What you need to do: Copy all the records word for word, apart from any pictures.

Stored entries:

+ + + +

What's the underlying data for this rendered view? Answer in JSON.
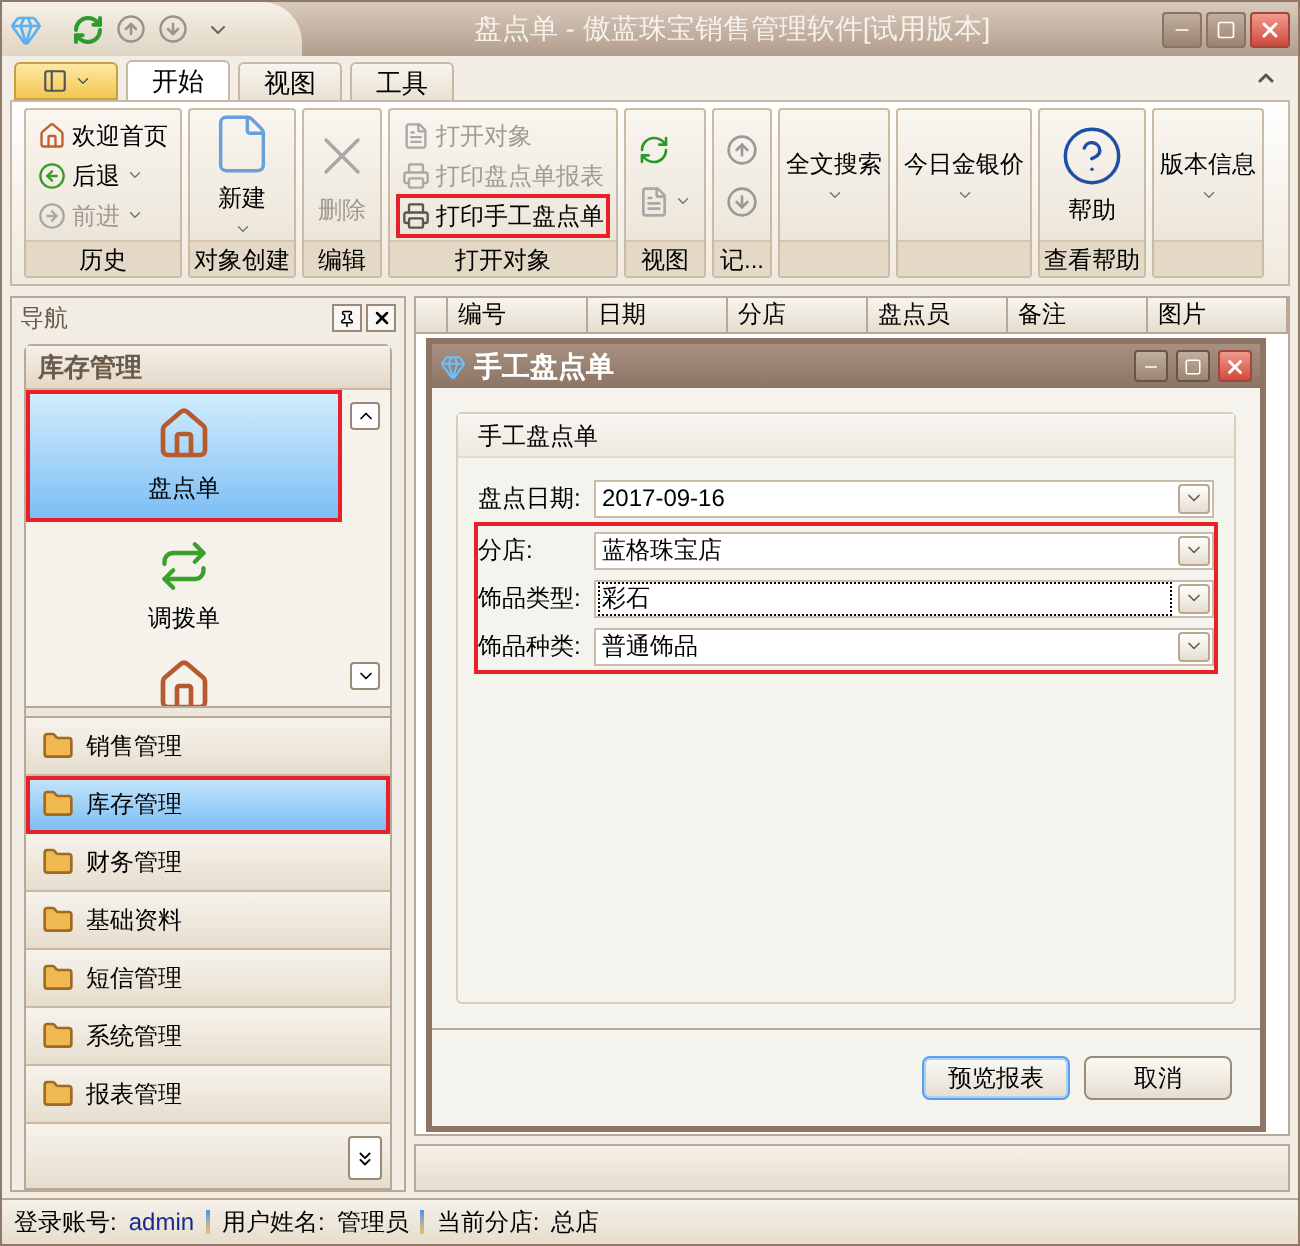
{
  "window": {
    "title": "盘点单 - 傲蓝珠宝销售管理软件[试用版本]"
  },
  "ribbon": {
    "tabs": [
      {
        "label": "开始",
        "selected": true
      },
      {
        "label": "视图",
        "selected": false
      },
      {
        "label": "工具",
        "selected": false
      }
    ],
    "groups": [
      {
        "title": "历史",
        "items": [
          {
            "kind": "small",
            "label": "欢迎首页",
            "disabled": false,
            "dropdown": false,
            "highlighted": false
          },
          {
            "kind": "small",
            "label": "后退",
            "disabled": false,
            "dropdown": true,
            "highlighted": false
          },
          {
            "kind": "small",
            "label": "前进",
            "disabled": true,
            "dropdown": true,
            "highlighted": false
          }
        ]
      },
      {
        "title": "对象创建",
        "items": [
          {
            "kind": "large",
            "label": "新建",
            "disabled": false,
            "dropdown": true,
            "highlighted": false
          }
        ]
      },
      {
        "title": "编辑",
        "items": [
          {
            "kind": "large",
            "label": "删除",
            "disabled": true,
            "dropdown": false,
            "highlighted": false
          }
        ]
      },
      {
        "title": "打开对象",
        "items": [
          {
            "kind": "small",
            "label": "打开对象",
            "disabled": true,
            "dropdown": false,
            "highlighted": false
          },
          {
            "kind": "small",
            "label": "打印盘点单报表",
            "disabled": true,
            "dropdown": false,
            "highlighted": false
          },
          {
            "kind": "small",
            "label": "打印手工盘点单",
            "disabled": false,
            "dropdown": false,
            "highlighted": true
          }
        ]
      },
      {
        "title": "视图",
        "items": [
          {
            "kind": "icon",
            "disabled": false,
            "dropdown": false,
            "highlighted": false
          },
          {
            "kind": "icon",
            "disabled": true,
            "dropdown": true,
            "highlighted": false
          }
        ]
      },
      {
        "title": "记...",
        "items": [
          {
            "kind": "icon",
            "disabled": false,
            "dropdown": false,
            "highlighted": false
          },
          {
            "kind": "icon",
            "disabled": false,
            "dropdown": false,
            "highlighted": false
          }
        ]
      },
      {
        "items": [
          {
            "kind": "large",
            "label": "全文搜索",
            "disabled": false,
            "dropdown": true,
            "highlighted": false
          }
        ]
      },
      {
        "items": [
          {
            "kind": "large",
            "label": "今日金银价",
            "disabled": false,
            "dropdown": true,
            "highlighted": false
          }
        ]
      },
      {
        "title": "查看帮助",
        "items": [
          {
            "kind": "large",
            "label": "帮助",
            "disabled": false,
            "dropdown": false,
            "highlighted": false
          }
        ]
      },
      {
        "items": [
          {
            "kind": "large",
            "label": "版本信息",
            "disabled": false,
            "dropdown": true,
            "highlighted": false
          }
        ]
      }
    ]
  },
  "navigation": {
    "title": "导航",
    "pane_title": "库存管理",
    "items": [
      {
        "label": "盘点单",
        "selected": true,
        "highlighted": true
      },
      {
        "label": "调拨单",
        "selected": false,
        "highlighted": false
      }
    ],
    "groups": [
      {
        "label": "销售管理",
        "selected": false,
        "highlighted": false
      },
      {
        "label": "库存管理",
        "selected": true,
        "highlighted": true
      },
      {
        "label": "财务管理",
        "selected": false,
        "highlighted": false
      },
      {
        "label": "基础资料",
        "selected": false,
        "highlighted": false
      },
      {
        "label": "短信管理",
        "selected": false,
        "highlighted": false
      },
      {
        "label": "系统管理",
        "selected": false,
        "highlighted": false
      },
      {
        "label": "报表管理",
        "selected": false,
        "highlighted": false
      }
    ]
  },
  "table": {
    "columns": [
      "编号",
      "日期",
      "分店",
      "盘点员",
      "备注",
      "图片"
    ]
  },
  "dialog": {
    "title": "手工盘点单",
    "group_title": "手工盘点单",
    "fields": [
      {
        "label": "盘点日期:",
        "value": "2017-09-16",
        "focused": false,
        "highlighted": false
      },
      {
        "label": "分店:",
        "value": "蓝格珠宝店",
        "focused": false,
        "highlighted": true
      },
      {
        "label": "饰品类型:",
        "value": "彩石",
        "focused": true,
        "highlighted": true
      },
      {
        "label": "饰品种类:",
        "value": "普通饰品",
        "focused": false,
        "highlighted": true
      }
    ],
    "buttons": [
      {
        "label": "预览报表",
        "default": true
      },
      {
        "label": "取消",
        "default": false
      }
    ]
  },
  "status_bar": [
    {
      "label": "登录账号:",
      "value": "admin"
    },
    {
      "label": "用户姓名:",
      "value": "管理员"
    },
    {
      "label": "当前分店:",
      "value": "总店"
    }
  ]
}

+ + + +

Answer space:
What's the underlying data for this rendered view? Answer in JSON.
{
  "window": {
    "title": "盘点单 - 傲蓝珠宝销售管理软件[试用版本]"
  },
  "ribbon": {
    "tabs": [
      {
        "label": "开始",
        "selected": true
      },
      {
        "label": "视图",
        "selected": false
      },
      {
        "label": "工具",
        "selected": false
      }
    ],
    "groups": [
      {
        "title": "历史",
        "items": [
          {
            "kind": "small",
            "label": "欢迎首页",
            "disabled": false,
            "dropdown": false,
            "highlighted": false
          },
          {
            "kind": "small",
            "label": "后退",
            "disabled": false,
            "dropdown": true,
            "highlighted": false
          },
          {
            "kind": "small",
            "label": "前进",
            "disabled": true,
            "dropdown": true,
            "highlighted": false
          }
        ]
      },
      {
        "title": "对象创建",
        "items": [
          {
            "kind": "large",
            "label": "新建",
            "disabled": false,
            "dropdown": true,
            "highlighted": false
          }
        ]
      },
      {
        "title": "编辑",
        "items": [
          {
            "kind": "large",
            "label": "删除",
            "disabled": true,
            "dropdown": false,
            "highlighted": false
          }
        ]
      },
      {
        "title": "打开对象",
        "items": [
          {
            "kind": "small",
            "label": "打开对象",
            "disabled": true,
            "dropdown": false,
            "highlighted": false
          },
          {
            "kind": "small",
            "label": "打印盘点单报表",
            "disabled": true,
            "dropdown": false,
            "highlighted": false
          },
          {
            "kind": "small",
            "label": "打印手工盘点单",
            "disabled": false,
            "dropdown": false,
            "highlighted": true
          }
        ]
      },
      {
        "title": "视图",
        "items": [
          {
            "kind": "icon",
            "disabled": false,
            "dropdown": false,
            "highlighted": false
          },
          {
            "kind": "icon",
            "disabled": true,
            "dropdown": true,
            "highlighted": false
          }
        ]
      },
      {
        "title": "记...",
        "items": [
          {
            "kind": "icon",
            "disabled": false,
            "dropdown": false,
            "highlighted": false
          },
          {
            "kind": "icon",
            "disabled": false,
            "dropdown": false,
            "highlighted": false
          }
        ]
      },
      {
        "items": [
          {
            "kind": "large",
            "label": "全文搜索",
            "disabled": false,
            "dropdown": true,
            "highlighted": false
          }
        ]
      },
      {
        "items": [
          {
            "kind": "large",
            "label": "今日金银价",
            "disabled": false,
            "dropdown": true,
            "highlighted": false
          }
        ]
      },
      {
        "title": "查看帮助",
        "items": [
          {
            "kind": "large",
            "label": "帮助",
            "disabled": false,
            "dropdown": false,
            "highlighted": false
          }
        ]
      },
      {
        "items": [
          {
            "kind": "large",
            "label": "版本信息",
            "disabled": false,
            "dropdown": true,
            "highlighted": false
          }
        ]
      }
    ]
  },
  "navigation": {
    "title": "导航",
    "pane_title": "库存管理",
    "items": [
      {
        "label": "盘点单",
        "selected": true,
        "highlighted": true
      },
      {
        "label": "调拨单",
        "selected": false,
        "highlighted": false
      }
    ],
    "groups": [
      {
        "label": "销售管理",
        "selected": false,
        "highlighted": false
      },
      {
        "label": "库存管理",
        "selected": true,
        "highlighted": true
      },
      {
        "label": "财务管理",
        "selected": false,
        "highlighted": false
      },
      {
        "label": "基础资料",
        "selected": false,
        "highlighted": false
      },
      {
        "label": "短信管理",
        "selected": false,
        "highlighted": false
      },
      {
        "label": "系统管理",
        "selected": false,
        "highlighted": false
      },
      {
        "label": "报表管理",
        "selected": false,
        "highlighted": false
      }
    ]
  },
  "table": {
    "columns": [
      "编号",
      "日期",
      "分店",
      "盘点员",
      "备注",
      "图片"
    ]
  },
  "dialog": {
    "title": "手工盘点单",
    "group_title": "手工盘点单",
    "fields": [
      {
        "label": "盘点日期:",
        "value": "2017-09-16",
        "focused": false,
        "highlighted": false
      },
      {
        "label": "分店:",
        "value": "蓝格珠宝店",
        "focused": false,
        "highlighted": true
      },
      {
        "label": "饰品类型:",
        "value": "彩石",
        "focused": true,
        "highlighted": true
      },
      {
        "label": "饰品种类:",
        "value": "普通饰品",
        "focused": false,
        "highlighted": true
      }
    ],
    "buttons": [
      {
        "label": "预览报表",
        "default": true
      },
      {
        "label": "取消",
        "default": false
      }
    ]
  },
  "status_bar": [
    {
      "label": "登录账号:",
      "value": "admin"
    },
    {
      "label": "用户姓名:",
      "value": "管理员"
    },
    {
      "label": "当前分店:",
      "value": "总店"
    }
  ]
}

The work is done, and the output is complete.